Superfans bare all for Georgia Gould. by Suzanne Webster
by David Hutton
(this story was one of many published in our print Issue 5)
We all know how ‘cross is a spectator-friendly sport, and regardless of rider turnout, fans can make or break the atmosphere of a race. From local racing to big-time UCI battles, it’s not just the in-race action that brings the race to life, but those cheering, heckling and, um, “hydrating” that really breathe life into the race.
It’s not very often that I get the opportunity to go and simply watch a ‘cross race. As an avid ‘cross fan, a cycling junkie and a “categorically fast” road racer, my weekends normally consist of racing or at least lining up in the elite 1/2 races in the Southeast (or wherever I can manage on a limited chunk of gas money). Having a chance to head to the USGP’s Derby City Cup in Louisville, KY, was a last-minute decision that I was glad I was able to make. There’s nothing like bluegrass music, a little bit of mud and a few adult beverages to make a typical fall weekend a two-day vacation.
Walking around the course was rejuvenating. Watching the ten-year old juniors lugging their oversized bikes up the “green monster” and seeing the category 4s crash over the barriers would put a smile on anyone’s face. But when I was approached randomly by a ‘cross-crazed spectator and asked if I would paint my chest for Georgia Gould, it only seemed logical to fully embrace the weekend for what it was. When in Rome. . .
Gathering a few more foolish, fun-seeking ‘cross fans, we made our way over to the most appropriate place to view any ‘cross race: the sandpit. Undressing in front of strangers-some guy in lederhosen and a gorilla wearing a Giro D’Italia tee-would make even the most outgoing person uncomfortable. Not me. Not today. Today I was drowning myself in ‘cross-ness. After carefully completing the “A!” in “GEORGIA!” the women’s race was off, and soon they were barreling through the sand. Through the cowbells and waving fists came our inspiration, Georgia Gould. Looking up, slightly startled and wincing either from the effort she was putting in or the glare of the sun reflecting off my pale, white body, she gave the most sincere smirk anyone could ask for. Success!
As you may know, for most mortals, the brain-dead, pain-filled time we spend fumbling around in a field on our bikes making fools of ourselves as we claim to be racing is done in an incoherent, oblivious fog where even the slightest slip of concentration results in an un-enjoyable mess of course tape in bike and dirt in the mouth. But for those who can breathe enough to take the time to realize what is going on around them it is inspiring and motivating. It is art.
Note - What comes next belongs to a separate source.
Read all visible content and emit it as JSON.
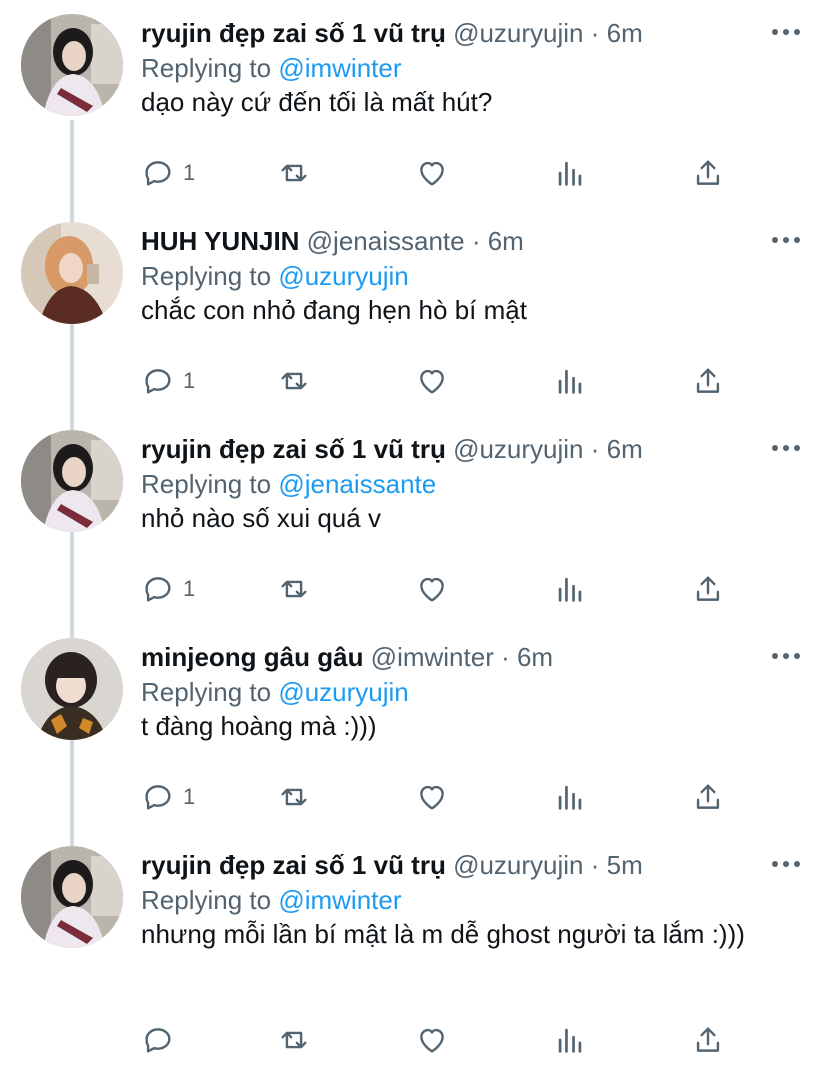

Shortly after the pro women blew by us in the sand, Georgia returned the favor and put in what seemed to be the race-winning move. As she ran the barriers, we were there, and she smiled. As she negotiated the off cambers, we were there, and she smiled. Sadly, in the final stages of the race, Georgia encountered a problem and slipped from the lead to her eventual finishing spot of third.
Disappointed with our inability to drive Georgia to the win, we made our way to the podium to show one last bit of support before saying our goodbyes. What happened next, I will never forget. Following the podium presentation, amidst the post-race scrum of journalists fighting to get a quote, Georgia looked up, scooted back her seat and walked over to us. Smiling ear-to-ear, all she said was “Thank you so much!” and gave each of us a hug. She asked our names, asked if we were racing tomorrow and told us she would be out rooting for us in the morning. Then, we finally exchanged “good luck”s and went our separate ways. Mission accomplished.
The beauty in ‘cross is clear. Or, at least, after this weekend, it is to me. Far too often, people like me are too caught up in the competition to realize how special the sport we suffer through on a regular basis really is. In what other sport can such a situation be common practice? I can assure you that Lebron James or Tom Brady aren’t going to be hugging me with a big smile on their face, thanking me for cheering for them any time soon. If they did, I would be rightfully freaked out. You see, even when things go badly for the biggest racers at the biggest races, in the end, ‘cross is still ‘cross. The passion for the sport is not confined to the bike or the rider. It is so much more. It is the atmosphere, the surroundings and the dedicated fans that make ‘cross complete. So, to you everyday ‘crossers, spectators and, most importantly, the hecklers, keep the cowbells ringing and the chest paint flowing. I can promise, when you see that mid-race smirk peek through the suffering face of that one rider who realizes you’re there supporting him, it is well worth the 70 dollars of gas and weekend of Waffle House breakfasts you’ve invested.